If we were to study any of these additional names, we would start with Pioneer Natural Resources. Consensus estimate revisions look very strong. Are they strong enough to support acceleration in ROIC and earnings growth that supports its current multiple? Barron's seems to think so.

In our opinion, ConocoPhillips (COP) is a much more promising alternative stock idea in the Oil and Gas Exploration and Production industry.

Quantitative snapshots for the rest of Barron's top ten companies are provided below:

Disclosure: I/we have no positions in any stocks mentioned, and no plans to initiate any positions within the next 72 hours. I wrote this article myself, and it expresses my own opinions. I am not receiving compensation for it (other than from Seeking Alpha). I have no business relationship with any company whose stock is mentioned in this article.

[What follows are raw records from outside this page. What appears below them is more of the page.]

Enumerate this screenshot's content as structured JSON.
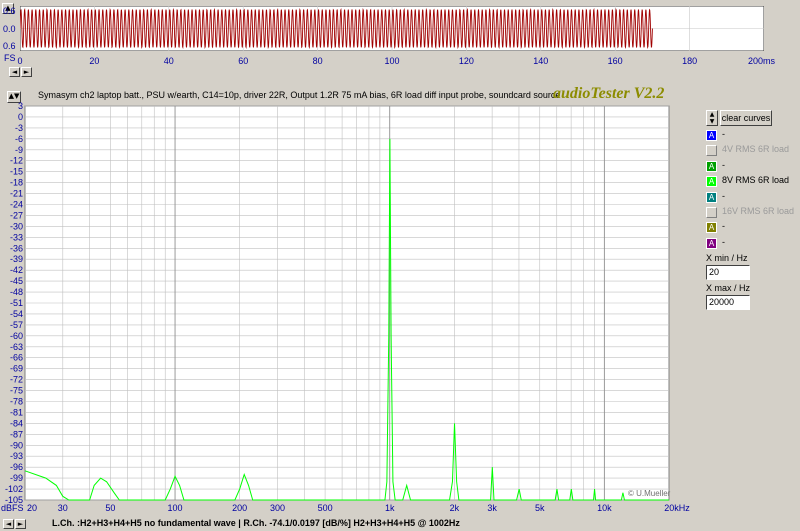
{
  "scope": {
    "y_labels": [
      "0.6",
      "0.0",
      "0.6"
    ],
    "x_ticks": [
      0,
      20,
      40,
      60,
      80,
      100,
      120,
      140,
      160,
      180
    ],
    "x_unit_label": "200ms",
    "range_label": "FS",
    "wave_color": "#a00000"
  },
  "header": {
    "description": "Symasym ch2 laptop batt., PSU w/earth, C14=10p, driver 22R, Output 1.2R 75 mA bias, 6R load diff input probe, soundcard source",
    "brand": "audioTester V2.2"
  },
  "controls": {
    "clear_label": "clear curves",
    "xmin_label": "X min / Hz",
    "xmin_value": "20",
    "xmax_label": "X max / Hz",
    "xmax_value": "20000"
  },
  "legend": [
    {
      "text": "-",
      "color": "#0000ff",
      "checked": true,
      "dim": false
    },
    {
      "text": "4V RMS 6R load",
      "color": "#d4d0c8",
      "checked": false,
      "dim": true
    },
    {
      "text": "-",
      "color": "#00a000",
      "checked": true,
      "dim": false
    },
    {
      "text": "8V RMS 6R load",
      "color": "#00ff00",
      "checked": true,
      "dim": false
    },
    {
      "text": "-",
      "color": "#008080",
      "checked": true,
      "dim": false
    },
    {
      "text": "16V RMS 6R load",
      "color": "#d4d0c8",
      "checked": false,
      "dim": true
    },
    {
      "text": "-",
      "color": "#808000",
      "checked": true,
      "dim": false
    },
    {
      "text": "-",
      "color": "#800080",
      "checked": true,
      "dim": false
    }
  ],
  "legend_box_letter": "A",
  "status": "L.Ch. :H2+H3+H4+H5 no fundamental wave | R.Ch. -74.1/0.0197 [dB/%] H2+H3+H4+H5 @ 1002Hz",
  "watermark": "© U.Mueller",
  "chart_data": {
    "type": "line",
    "title": "",
    "xlabel": "",
    "ylabel": "",
    "x_scale": "log",
    "xlim": [
      20,
      20000
    ],
    "ylim": [
      -105,
      3
    ],
    "y_ticks": [
      3,
      0,
      -3,
      -6,
      -9,
      -12,
      -15,
      -18,
      -21,
      -24,
      -27,
      -30,
      -33,
      -36,
      -39,
      -42,
      -45,
      -48,
      -51,
      -54,
      -57,
      -60,
      -63,
      -66,
      -69,
      -72,
      -75,
      -78,
      -81,
      -84,
      -87,
      -90,
      -93,
      -96,
      -99,
      -102,
      -105
    ],
    "y_unit_label": "dBFS",
    "x_tick_labels": [
      {
        "v": 20,
        "t": "20"
      },
      {
        "v": 30,
        "t": "30"
      },
      {
        "v": 50,
        "t": "50"
      },
      {
        "v": 100,
        "t": "100"
      },
      {
        "v": 200,
        "t": "200"
      },
      {
        "v": 300,
        "t": "300"
      },
      {
        "v": 500,
        "t": "500"
      },
      {
        "v": 1000,
        "t": "1k"
      },
      {
        "v": 2000,
        "t": "2k"
      },
      {
        "v": 3000,
        "t": "3k"
      },
      {
        "v": 5000,
        "t": "5k"
      },
      {
        "v": 10000,
        "t": "10k"
      },
      {
        "v": 20000,
        "t": "20kHz"
      }
    ],
    "grid": true,
    "series": [
      {
        "color": "#00ff00",
        "points": [
          [
            20,
            -97
          ],
          [
            25,
            -99
          ],
          [
            28,
            -101
          ],
          [
            30,
            -104
          ],
          [
            32,
            -105
          ],
          [
            40,
            -105
          ],
          [
            42,
            -101
          ],
          [
            45,
            -99
          ],
          [
            48,
            -100
          ],
          [
            52,
            -103
          ],
          [
            55,
            -105
          ],
          [
            90,
            -105
          ],
          [
            95,
            -102
          ],
          [
            100,
            -98.5
          ],
          [
            105,
            -101
          ],
          [
            110,
            -105
          ],
          [
            190,
            -105
          ],
          [
            200,
            -102
          ],
          [
            210,
            -98
          ],
          [
            220,
            -101
          ],
          [
            230,
            -105
          ],
          [
            950,
            -105
          ],
          [
            970,
            -100
          ],
          [
            990,
            -60
          ],
          [
            1002,
            -6
          ],
          [
            1015,
            -60
          ],
          [
            1035,
            -100
          ],
          [
            1060,
            -105
          ],
          [
            1150,
            -105
          ],
          [
            1200,
            -101
          ],
          [
            1250,
            -105
          ],
          [
            1900,
            -105
          ],
          [
            1960,
            -100
          ],
          [
            2004,
            -84
          ],
          [
            2050,
            -100
          ],
          [
            2100,
            -105
          ],
          [
            2950,
            -105
          ],
          [
            3006,
            -96
          ],
          [
            3060,
            -105
          ],
          [
            3900,
            -105
          ],
          [
            4008,
            -102
          ],
          [
            4100,
            -105
          ],
          [
            5900,
            -105
          ],
          [
            6012,
            -102
          ],
          [
            6120,
            -105
          ],
          [
            6900,
            -105
          ],
          [
            7014,
            -102
          ],
          [
            7130,
            -105
          ],
          [
            8900,
            -105
          ],
          [
            9000,
            -102
          ],
          [
            9100,
            -105
          ],
          [
            12000,
            -105
          ],
          [
            12200,
            -103
          ],
          [
            12400,
            -105
          ],
          [
            20000,
            -105
          ]
        ]
      }
    ]
  }
}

Additional disclosure: As a simple quantitative model based on fundamental rankings, the portfolio models do not take into account rumors or pending M&A transactions. Theoretical return data reflect simple cumulative returns (not compound returns) and do not assume the impact of costs such as execution fees, margin fees, slippage, the availability of stocks for short selling, or any other kind of cost. There are limitations inherent in our theoretical model results, particularly with the fact that such results do not represent actual trading and they may not reflect the impact material economic and market factors might have had on our decision making if we were actually managing client money. We do our best to provide accurate information in this report, but do not guarantee its accuracy.

Editor's Note: This article discusses one or more securities that do not trade on a major U.S. exchange. Please be aware of the risks associated with these stocks.